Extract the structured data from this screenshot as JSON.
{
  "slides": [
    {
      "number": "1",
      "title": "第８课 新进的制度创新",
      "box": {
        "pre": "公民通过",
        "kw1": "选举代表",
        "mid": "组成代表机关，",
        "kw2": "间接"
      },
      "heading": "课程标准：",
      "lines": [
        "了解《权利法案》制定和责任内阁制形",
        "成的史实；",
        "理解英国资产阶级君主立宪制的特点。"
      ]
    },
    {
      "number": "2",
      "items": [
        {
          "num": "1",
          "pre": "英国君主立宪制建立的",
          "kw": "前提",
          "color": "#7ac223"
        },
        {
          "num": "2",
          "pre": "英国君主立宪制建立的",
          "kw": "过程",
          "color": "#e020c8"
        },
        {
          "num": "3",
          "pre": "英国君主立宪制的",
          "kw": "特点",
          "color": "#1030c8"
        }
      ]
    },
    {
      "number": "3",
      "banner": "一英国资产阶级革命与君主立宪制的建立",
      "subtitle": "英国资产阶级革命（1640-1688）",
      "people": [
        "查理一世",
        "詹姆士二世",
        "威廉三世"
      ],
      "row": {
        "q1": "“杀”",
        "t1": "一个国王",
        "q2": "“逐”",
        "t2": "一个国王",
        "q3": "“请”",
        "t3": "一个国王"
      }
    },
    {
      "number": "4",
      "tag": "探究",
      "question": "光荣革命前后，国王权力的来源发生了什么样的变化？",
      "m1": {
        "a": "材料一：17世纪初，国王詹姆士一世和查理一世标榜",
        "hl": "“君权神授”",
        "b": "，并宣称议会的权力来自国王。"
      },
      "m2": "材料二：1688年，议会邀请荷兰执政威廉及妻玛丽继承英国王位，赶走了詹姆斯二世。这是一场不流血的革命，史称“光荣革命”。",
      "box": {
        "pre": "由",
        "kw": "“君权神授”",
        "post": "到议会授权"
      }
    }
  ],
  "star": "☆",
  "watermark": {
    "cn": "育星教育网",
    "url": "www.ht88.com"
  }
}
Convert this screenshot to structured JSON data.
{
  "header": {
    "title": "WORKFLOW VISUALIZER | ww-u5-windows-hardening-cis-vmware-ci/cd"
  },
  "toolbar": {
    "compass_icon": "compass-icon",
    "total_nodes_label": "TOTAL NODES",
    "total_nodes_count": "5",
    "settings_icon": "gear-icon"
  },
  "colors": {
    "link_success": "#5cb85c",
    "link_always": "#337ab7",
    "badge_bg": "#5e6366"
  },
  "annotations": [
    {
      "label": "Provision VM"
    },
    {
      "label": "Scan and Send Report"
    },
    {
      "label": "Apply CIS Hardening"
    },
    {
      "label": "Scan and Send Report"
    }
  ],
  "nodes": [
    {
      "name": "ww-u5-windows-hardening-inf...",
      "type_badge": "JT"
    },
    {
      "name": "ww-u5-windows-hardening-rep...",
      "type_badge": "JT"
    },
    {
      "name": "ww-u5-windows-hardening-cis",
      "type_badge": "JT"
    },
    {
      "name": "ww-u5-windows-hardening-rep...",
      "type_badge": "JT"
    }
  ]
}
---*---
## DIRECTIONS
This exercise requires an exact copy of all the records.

## ANSWER FOR THE TASK
Extract the structured data from this screenshot as JSON.
{
  "slides": [
    {
      "number": "1",
      "title": "第８课 新进的制度创新",
      "box": {
        "pre": "公民通过",
        "kw1": "选举代表",
        "mid": "组成代表机关，",
        "kw2": "间接"
      },
      "heading": "课程标准：",
      "lines": [
        "了解《权利法案》制定和责任内阁制形",
        "成的史实；",
        "理解英国资产阶级君主立宪制的特点。"
      ]
    },
    {
      "number": "2",
      "items": [
        {
          "num": "1",
          "pre": "英国君主立宪制建立的",
          "kw": "前提",
          "color": "#7ac223"
        },
        {
          "num": "2",
          "pre": "英国君主立宪制建立的",
          "kw": "过程",
          "color": "#e020c8"
        },
        {
          "num": "3",
          "pre": "英国君主立宪制的",
          "kw": "特点",
          "color": "#1030c8"
        }
      ]
    },
    {
      "number": "3",
      "banner": "一英国资产阶级革命与君主立宪制的建立",
      "subtitle": "英国资产阶级革命（1640-1688）",
      "people": [
        "查理一世",
        "詹姆士二世",
        "威廉三世"
      ],
      "row": {
        "q1": "“杀”",
        "t1": "一个国王",
        "q2": "“逐”",
        "t2": "一个国王",
        "q3": "“请”",
        "t3": "一个国王"
      }
    },
    {
      "number": "4",
      "tag": "探究",
      "question": "光荣革命前后，国王权力的来源发生了什么样的变化？",
      "m1": {
        "a": "材料一：17世纪初，国王詹姆士一世和查理一世标榜",
        "hl": "“君权神授”",
        "b": "，并宣称议会的权力来自国王。"
      },
      "m2": "材料二：1688年，议会邀请荷兰执政威廉及妻玛丽继承英国王位，赶走了詹姆斯二世。这是一场不流血的革命，史称“光荣革命”。",
      "box": {
        "pre": "由",
        "kw": "“君权神授”",
        "post": "到议会授权"
      }
    }
  ],
  "star": "☆",
  "watermark": {
    "cn": "育星教育网",
    "url": "www.ht88.com"
  }
}
Convert this screenshot to structured JSON data.
{
  "header": {
    "title": "WORKFLOW VISUALIZER | ww-u5-windows-hardening-cis-vmware-ci/cd"
  },
  "toolbar": {
    "compass_icon": "compass-icon",
    "total_nodes_label": "TOTAL NODES",
    "total_nodes_count": "5",
    "settings_icon": "gear-icon"
  },
  "colors": {
    "link_success": "#5cb85c",
    "link_always": "#337ab7",
    "badge_bg": "#5e6366"
  },
  "annotations": [
    {
      "label": "Provision VM"
    },
    {
      "label": "Scan and Send Report"
    },
    {
      "label": "Apply CIS Hardening"
    },
    {
      "label": "Scan and Send Report"
    }
  ],
  "nodes": [
    {
      "name": "ww-u5-windows-hardening-inf...",
      "type_badge": "JT"
    },
    {
      "name": "ww-u5-windows-hardening-rep...",
      "type_badge": "JT"
    },
    {
      "name": "ww-u5-windows-hardening-cis",
      "type_badge": "JT"
    },
    {
      "name": "ww-u5-windows-hardening-rep...",
      "type_badge": "JT"
    }
  ]
}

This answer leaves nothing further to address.